Page last updated at 17:54 GMT, Tuesday, 25 August 2009 18:54 UK

Nurse detects cancer after diet

Rachel Drago
Rachel Drago is halfway through a course of chemotherapy which is due to finish in October

A woman who lost around four stone (25kg) in weight believes a diet may have saved her life because it made her realise she had two breast tumours.

Rachel Drago, from Monmouthshire, lost the weight in 100 days after deciding to get in shape when she turned 40.

Dropping from a 36F bra size to a 32D, she noticed a lump while in the shower. Two large tumours were later found in a hospital examination.

Soon after she underwent a mastectomy and is now on a course of chemotherapy.

Mrs Drago, who is a GP practice nurse in Usk, Monmouthshire, said she went on a diet "for all the usual reasons that people go on a diet for".

"Towards the end of this quite strict diet, being a good nurse and practising what I preach, I found a lump in April," said the 41-year-old.

"If I hadn't lost the weight I don't think I would have been able to find it.

Rachel Drago
As a nurse, I know that obesity is a killer, so I was determined to do something about it - but even I hadn't realised just what my fat was hiding
Rachel Drago

"It wouldn't have been noticeable until it was much bigger.
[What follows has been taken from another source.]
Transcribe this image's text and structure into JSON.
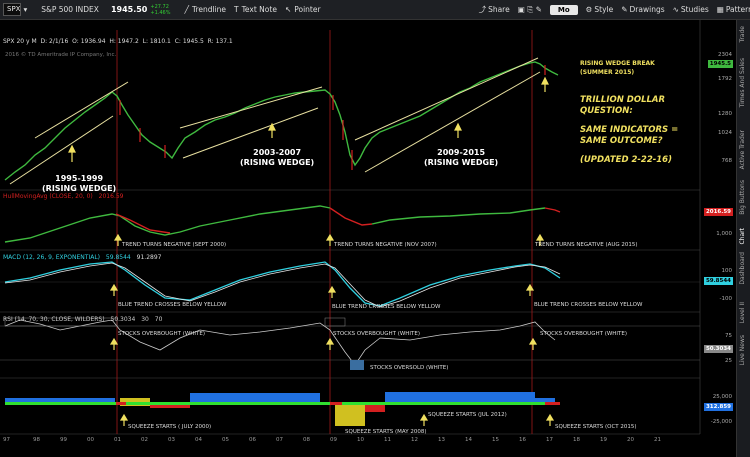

It was big enough as it was, and advanced enough."

She began dieting in January, shrinking from a size 18 to size 10 and losing 10in (25cm) from her chest.

The 5ft 2in (1.57m) mother-of-two, who weighed 8st 10lb (55kg) after the diet, hopes to complete a course in becoming a nurse practitioner next year that was put on hold for her treatment.

After the tumours were found she underwent the mastectomy within four weeks and had lymph nodes cleared from her arm and chest wall.

She is now midway through a course of chemotherapy, due to finish in October.

Mrs Drago, married to scientist Guido and mother to Francesca, 11, and Gabriella, nine, praised the care she received from NHS staff at the Royal Gwent Hospital, Newport.

She added: "As a nurse, I know that obesity is a killer, so I was determined to do something about it - but even I hadn't realised just what my fat was hiding."

Not uncommon

Jill Donovan, oncology nurse specialist at Velindre hospital in Cardiff said cases of women noticing lumps after losing a considerable amount of weight was not uncommon.

"Not only did this woman's diet help her detect the tumours it will also help in terms of her survival," she added.

"It is important to encourage women with breast cancer to lead a healthy lifestyle in recovery, to watch their diet and ensure they exercise, because it helps with survival."



Print Sponsor


SEE ALSO
Weight link to breast cancer risk
12 Jul 06 |  Health
Fatty diet link to breast cancer
21 Mar 07 |  Health
Cancer survivor credits diet
03 Jan 07 |  UK
Low fat diet breast cancer hope
17 May 05 |  Health
Eggs 'protect against breast cancer'
24 Feb 03 |  Health

RELATED INTERNET LINKS
The BBC is not responsible for the content of external internet sites


FEATURES, VIEWS, ANALYSIS
Has China's housing bubble burst?
How the world's oldest clove tree defied an empire
Why Royal Ballet principal Sergei Polunin quit

BBC iD

Sign in

BBC navigation

Copyright © 2019 BBC. The BBC is not responsible for the content of external sites. Read more.

This page is best viewed in an up-to-date web browser with style sheets (CSS) enabled. While you will be able to view the content of this page in your current browser, you will not be able to get the full visual experience. Please consider upgrading your browser software or enabling style sheets (CSS) if you are able to do so.

Americas Africa Europe Middle East South Asia Asia Pacific